Written while Kipling was in holiday from Vermont, living near his parents at Tisbury, Wiltshire. Published in the New York World on November 8, 9, 10 and 12 1894, and the Pall Mall Gazette on November 14 and 15 with illustrations by Cecil Aldin. In the Pall Mall Gazette the poem “A Ripple Song” was printed as a heading, with the word ‘Translation’ below; it was placed after the story in book form. Collected in The Second Jungle Book in 1895.
One night an Adjutant-crane, a jackal, and a huge old man-eating mugger (crocodile) are gossiping on a river bank below a new railway bridge. The mugger reminisces of the villagers he used to catch and devour in the old days, when they had to wade across through a ford, and the time of the ‘Indian Mutiny’, when many bodies of dead English floated down the stream, so many that they touched each other, and the mugger ‘got his girth’. He remembers a boat coming down with a white child in the bows trailing little hands in the water, closing his jaws but missing his hold, and being shot with a revolver by a woman in the boat.

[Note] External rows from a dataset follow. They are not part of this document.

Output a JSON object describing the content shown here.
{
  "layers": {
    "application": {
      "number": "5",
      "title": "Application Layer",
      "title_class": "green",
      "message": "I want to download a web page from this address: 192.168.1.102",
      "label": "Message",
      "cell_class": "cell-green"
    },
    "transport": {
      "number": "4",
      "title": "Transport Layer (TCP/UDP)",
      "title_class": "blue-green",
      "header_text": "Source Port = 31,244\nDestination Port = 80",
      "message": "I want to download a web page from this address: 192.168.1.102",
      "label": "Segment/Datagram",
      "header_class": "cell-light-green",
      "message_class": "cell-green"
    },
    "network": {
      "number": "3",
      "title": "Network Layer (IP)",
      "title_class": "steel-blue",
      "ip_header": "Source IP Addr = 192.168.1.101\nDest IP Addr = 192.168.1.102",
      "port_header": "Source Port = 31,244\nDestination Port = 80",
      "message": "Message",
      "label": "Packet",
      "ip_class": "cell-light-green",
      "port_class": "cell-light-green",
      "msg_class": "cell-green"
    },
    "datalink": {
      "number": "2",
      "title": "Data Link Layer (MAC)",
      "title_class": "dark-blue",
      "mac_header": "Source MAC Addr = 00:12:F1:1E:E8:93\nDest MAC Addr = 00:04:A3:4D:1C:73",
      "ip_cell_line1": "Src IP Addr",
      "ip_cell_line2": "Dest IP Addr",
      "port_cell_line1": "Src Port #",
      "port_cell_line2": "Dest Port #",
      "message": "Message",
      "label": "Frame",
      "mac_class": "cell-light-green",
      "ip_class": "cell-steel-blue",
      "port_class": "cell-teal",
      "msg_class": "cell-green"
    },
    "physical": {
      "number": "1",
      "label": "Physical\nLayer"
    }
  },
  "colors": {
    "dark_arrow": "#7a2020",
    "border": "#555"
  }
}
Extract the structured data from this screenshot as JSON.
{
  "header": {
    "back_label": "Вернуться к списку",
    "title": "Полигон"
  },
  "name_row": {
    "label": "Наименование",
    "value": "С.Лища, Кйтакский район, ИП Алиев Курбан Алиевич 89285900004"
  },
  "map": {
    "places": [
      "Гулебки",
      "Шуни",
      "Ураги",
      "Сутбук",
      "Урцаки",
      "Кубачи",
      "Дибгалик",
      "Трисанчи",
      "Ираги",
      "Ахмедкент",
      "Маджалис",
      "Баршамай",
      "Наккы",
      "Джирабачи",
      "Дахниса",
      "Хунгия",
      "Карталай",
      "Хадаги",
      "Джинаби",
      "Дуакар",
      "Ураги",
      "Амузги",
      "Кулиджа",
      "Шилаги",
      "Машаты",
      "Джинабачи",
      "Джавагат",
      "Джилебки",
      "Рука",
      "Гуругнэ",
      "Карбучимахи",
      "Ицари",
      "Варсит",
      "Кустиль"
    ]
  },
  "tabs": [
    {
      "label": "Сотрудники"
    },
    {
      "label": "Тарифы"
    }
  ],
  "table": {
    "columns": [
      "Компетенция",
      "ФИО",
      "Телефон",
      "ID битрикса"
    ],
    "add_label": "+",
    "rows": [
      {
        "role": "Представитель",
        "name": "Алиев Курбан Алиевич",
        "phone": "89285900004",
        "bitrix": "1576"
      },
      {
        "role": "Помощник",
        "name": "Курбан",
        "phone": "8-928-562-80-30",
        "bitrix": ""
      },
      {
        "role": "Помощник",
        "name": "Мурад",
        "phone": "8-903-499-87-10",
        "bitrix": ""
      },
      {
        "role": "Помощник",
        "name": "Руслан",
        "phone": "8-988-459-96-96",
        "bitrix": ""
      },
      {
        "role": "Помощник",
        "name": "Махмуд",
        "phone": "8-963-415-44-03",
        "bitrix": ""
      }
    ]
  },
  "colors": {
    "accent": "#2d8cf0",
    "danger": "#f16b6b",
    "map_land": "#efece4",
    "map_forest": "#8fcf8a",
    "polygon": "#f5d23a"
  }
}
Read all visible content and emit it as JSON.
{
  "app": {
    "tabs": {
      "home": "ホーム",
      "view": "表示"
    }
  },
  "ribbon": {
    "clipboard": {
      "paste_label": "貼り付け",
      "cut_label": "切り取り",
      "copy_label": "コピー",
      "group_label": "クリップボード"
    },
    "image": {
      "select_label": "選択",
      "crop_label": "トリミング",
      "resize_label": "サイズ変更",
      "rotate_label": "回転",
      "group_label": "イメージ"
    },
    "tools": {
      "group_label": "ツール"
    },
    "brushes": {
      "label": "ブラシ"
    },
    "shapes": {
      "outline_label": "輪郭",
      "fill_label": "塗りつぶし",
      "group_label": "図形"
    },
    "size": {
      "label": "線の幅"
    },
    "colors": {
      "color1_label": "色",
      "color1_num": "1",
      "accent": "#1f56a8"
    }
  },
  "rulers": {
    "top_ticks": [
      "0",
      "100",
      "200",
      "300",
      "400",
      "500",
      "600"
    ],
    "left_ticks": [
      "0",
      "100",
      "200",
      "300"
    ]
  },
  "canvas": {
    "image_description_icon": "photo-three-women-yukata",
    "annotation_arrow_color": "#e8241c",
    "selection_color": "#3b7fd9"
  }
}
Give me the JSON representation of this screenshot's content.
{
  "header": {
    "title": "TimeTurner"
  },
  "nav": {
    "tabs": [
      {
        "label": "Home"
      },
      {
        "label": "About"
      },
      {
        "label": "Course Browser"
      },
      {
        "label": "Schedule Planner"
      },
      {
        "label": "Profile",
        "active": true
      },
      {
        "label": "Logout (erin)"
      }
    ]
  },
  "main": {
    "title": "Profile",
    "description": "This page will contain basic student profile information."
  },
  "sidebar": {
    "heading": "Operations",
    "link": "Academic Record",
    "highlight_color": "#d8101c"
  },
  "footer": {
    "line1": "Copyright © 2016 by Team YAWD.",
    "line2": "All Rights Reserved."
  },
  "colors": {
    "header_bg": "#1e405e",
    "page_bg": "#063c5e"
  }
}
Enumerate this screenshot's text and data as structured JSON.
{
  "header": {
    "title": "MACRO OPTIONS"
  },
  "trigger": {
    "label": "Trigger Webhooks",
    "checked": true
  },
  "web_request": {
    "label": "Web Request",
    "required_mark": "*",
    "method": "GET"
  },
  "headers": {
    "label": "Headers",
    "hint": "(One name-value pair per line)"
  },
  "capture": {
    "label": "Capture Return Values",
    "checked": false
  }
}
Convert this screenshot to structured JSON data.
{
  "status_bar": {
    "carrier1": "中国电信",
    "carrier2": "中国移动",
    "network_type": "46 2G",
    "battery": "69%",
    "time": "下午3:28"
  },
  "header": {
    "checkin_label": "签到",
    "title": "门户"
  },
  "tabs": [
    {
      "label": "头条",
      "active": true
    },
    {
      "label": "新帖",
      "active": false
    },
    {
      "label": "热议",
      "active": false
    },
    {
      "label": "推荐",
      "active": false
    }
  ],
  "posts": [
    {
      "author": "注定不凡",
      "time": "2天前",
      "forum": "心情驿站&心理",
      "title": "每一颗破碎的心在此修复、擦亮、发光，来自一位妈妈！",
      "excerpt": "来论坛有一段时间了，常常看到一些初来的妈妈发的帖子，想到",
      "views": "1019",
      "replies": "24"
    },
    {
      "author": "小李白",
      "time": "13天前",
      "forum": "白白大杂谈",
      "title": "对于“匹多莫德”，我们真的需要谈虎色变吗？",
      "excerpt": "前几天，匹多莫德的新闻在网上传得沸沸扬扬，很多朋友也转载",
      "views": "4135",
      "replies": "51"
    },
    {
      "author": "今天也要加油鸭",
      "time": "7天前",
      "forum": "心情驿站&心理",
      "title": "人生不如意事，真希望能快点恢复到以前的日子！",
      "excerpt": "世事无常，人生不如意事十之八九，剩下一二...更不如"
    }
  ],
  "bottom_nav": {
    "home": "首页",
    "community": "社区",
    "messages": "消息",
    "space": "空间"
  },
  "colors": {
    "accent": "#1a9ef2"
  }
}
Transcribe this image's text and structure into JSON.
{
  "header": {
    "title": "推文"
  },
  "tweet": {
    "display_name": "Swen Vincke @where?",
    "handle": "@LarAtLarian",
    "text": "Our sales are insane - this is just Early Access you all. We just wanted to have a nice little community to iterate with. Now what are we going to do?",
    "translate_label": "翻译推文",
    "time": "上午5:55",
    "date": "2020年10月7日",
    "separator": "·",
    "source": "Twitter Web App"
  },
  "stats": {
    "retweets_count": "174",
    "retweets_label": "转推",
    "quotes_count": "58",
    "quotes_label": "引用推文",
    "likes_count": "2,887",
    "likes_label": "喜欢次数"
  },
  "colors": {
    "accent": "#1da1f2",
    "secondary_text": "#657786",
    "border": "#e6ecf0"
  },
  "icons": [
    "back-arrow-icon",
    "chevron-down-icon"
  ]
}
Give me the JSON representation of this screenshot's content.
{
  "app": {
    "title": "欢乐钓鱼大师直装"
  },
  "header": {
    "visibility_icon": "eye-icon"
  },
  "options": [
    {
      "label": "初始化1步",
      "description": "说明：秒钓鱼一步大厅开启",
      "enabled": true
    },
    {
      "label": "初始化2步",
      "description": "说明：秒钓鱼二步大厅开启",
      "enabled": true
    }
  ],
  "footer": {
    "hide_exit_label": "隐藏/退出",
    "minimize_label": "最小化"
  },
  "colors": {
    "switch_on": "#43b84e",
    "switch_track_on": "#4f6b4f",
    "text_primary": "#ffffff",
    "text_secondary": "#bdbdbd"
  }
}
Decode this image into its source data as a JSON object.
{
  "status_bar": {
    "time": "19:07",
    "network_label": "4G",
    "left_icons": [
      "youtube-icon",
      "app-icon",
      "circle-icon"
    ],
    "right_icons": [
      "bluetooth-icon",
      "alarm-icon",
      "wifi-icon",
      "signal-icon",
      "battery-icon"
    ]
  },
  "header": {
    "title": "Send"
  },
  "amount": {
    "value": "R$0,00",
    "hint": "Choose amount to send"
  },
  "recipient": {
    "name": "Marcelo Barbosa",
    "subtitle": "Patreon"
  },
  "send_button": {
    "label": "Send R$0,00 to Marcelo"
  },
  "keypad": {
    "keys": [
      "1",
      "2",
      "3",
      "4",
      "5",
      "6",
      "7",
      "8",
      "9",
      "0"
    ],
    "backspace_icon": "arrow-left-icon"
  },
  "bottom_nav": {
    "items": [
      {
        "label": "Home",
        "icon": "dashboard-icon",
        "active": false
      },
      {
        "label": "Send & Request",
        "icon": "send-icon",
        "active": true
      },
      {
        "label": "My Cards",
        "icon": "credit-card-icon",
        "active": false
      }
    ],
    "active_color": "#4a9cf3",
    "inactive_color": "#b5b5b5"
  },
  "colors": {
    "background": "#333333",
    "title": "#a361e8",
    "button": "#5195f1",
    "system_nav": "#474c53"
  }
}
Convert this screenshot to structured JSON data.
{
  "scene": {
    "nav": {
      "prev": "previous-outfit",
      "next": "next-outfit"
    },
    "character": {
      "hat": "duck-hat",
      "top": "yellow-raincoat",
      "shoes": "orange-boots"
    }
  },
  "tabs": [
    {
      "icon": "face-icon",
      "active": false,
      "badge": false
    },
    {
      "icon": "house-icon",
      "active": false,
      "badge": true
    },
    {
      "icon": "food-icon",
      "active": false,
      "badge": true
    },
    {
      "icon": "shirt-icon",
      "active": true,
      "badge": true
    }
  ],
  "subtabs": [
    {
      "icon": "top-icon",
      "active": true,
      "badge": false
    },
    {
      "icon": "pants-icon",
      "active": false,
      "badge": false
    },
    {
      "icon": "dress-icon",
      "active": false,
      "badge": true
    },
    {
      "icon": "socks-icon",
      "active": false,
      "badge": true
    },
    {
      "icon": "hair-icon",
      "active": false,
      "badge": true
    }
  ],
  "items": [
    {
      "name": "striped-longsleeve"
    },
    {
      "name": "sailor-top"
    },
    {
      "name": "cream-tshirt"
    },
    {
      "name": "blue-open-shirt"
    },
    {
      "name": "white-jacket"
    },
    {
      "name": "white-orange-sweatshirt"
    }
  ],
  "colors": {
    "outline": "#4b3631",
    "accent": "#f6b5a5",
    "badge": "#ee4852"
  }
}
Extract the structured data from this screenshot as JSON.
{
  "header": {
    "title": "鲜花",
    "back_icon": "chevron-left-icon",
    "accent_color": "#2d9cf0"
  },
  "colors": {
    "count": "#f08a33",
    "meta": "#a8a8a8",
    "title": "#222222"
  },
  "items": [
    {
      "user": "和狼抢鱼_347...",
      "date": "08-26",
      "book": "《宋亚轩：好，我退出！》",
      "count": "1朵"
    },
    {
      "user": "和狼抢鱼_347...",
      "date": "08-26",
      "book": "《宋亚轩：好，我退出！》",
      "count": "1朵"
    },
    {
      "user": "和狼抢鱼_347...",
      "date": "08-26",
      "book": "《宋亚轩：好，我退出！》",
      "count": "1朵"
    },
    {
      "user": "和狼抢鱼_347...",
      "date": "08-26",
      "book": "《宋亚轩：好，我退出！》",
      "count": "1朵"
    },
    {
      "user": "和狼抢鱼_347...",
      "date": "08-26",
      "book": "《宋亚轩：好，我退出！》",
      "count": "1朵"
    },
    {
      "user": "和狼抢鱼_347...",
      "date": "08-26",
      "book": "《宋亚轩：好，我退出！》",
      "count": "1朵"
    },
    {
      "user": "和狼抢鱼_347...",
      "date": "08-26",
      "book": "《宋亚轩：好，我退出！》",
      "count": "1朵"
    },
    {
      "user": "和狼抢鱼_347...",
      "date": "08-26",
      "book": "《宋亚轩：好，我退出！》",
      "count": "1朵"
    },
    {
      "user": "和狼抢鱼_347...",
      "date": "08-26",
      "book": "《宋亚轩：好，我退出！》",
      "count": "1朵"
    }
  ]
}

After a time the mugger goes to sleep on a sandbar, and the others hear quiet voices above on the bridge. It is two white men with guns, one of whom is the engineer who built the bridge, and the very child who the mugger had failed to catch all those years ago. They shoot him dead,and the villagers hack off his head. ‘That was worth sitting up for’ said the jackal and the Adjutant, after the men had gone.
Angus Wilson (p.123), noting Kipling’s use of journeys in his tales, refers to the mugger’s journey in this story :
How the mugger-crocodile recalls the delights of his exploration of the Ganges when the Mutiny brought down such a wonderful harvest of drowned bodies is one of the most extraordinary passages in The Jungle Book.
In an earlier chapter Angus Wilson refers (p. 94) to the close connection between this story and “The Bridgebuilders” in The Day’s Work:
…when the mugger says, “I was faint with hunger. Since the railway bridge was built my people at my village have ceased to love me; and that is breaking my heart.” The crocodile’s protest, like Mother Ganga’s to the Gods, is the protest of Indian natural life against the British order and civilisation, but whereas the Gods are shown to be of longer duration than any British rule (though even they are only part of Brahma’s dream), the mugger is wholly evil. And he is destroyed at the end by a bullet from the bridge engineer’s gun – ‘he took about fifteen of my coolies while the bridge was building, and it’s time he was put a stop to.’
But the bridge engineer as a baby had been nearly eaten by the mugger, when escaping with his mother from the horrors of the Mutiny. The floating bodies of that time on which the mugger recounts that he feasted seems to me to prove that the story (and “The Bridge Builders”, for surely the engineers are the same men) concerns the Ganges, since the association of bodies with a river is something that is indelibly left by seeing the burning ghats. In any case, together, the two stories are the most powerful evocations of the glory (the company of the Gods) and the horror (the ‘Undertakers’) of the Indian natural scene that awoke such fabulous balance in Kipling’s imagination.
Mark Paffard (p. 91) also writes of this story as expressing Kipling’s apprehension of the dark side of India:
The jungle that Kipling creates for Mowgli is a curious amalgam. It is a place to be explored with the relish of childhood, and yet an evocation of a stereotypical ‘India’ of dark luxuriance and hidden danger. In The Jungle Book (1894) and The Second Jungle Book (1895) we can observe, clinging to the lessons that are absorbed, the dark and treacherous side of ‘India’ that is only finally dispensed with in Kim. Outside the ‘Mowgli’ stories themselves, it is most noticeable in the gruesome animal story “The Undertakers”, the only work in which Kipling comments directly on the ‘Indian Mutiny’ of 1857.
©F A Underwood 2008 All rights reserved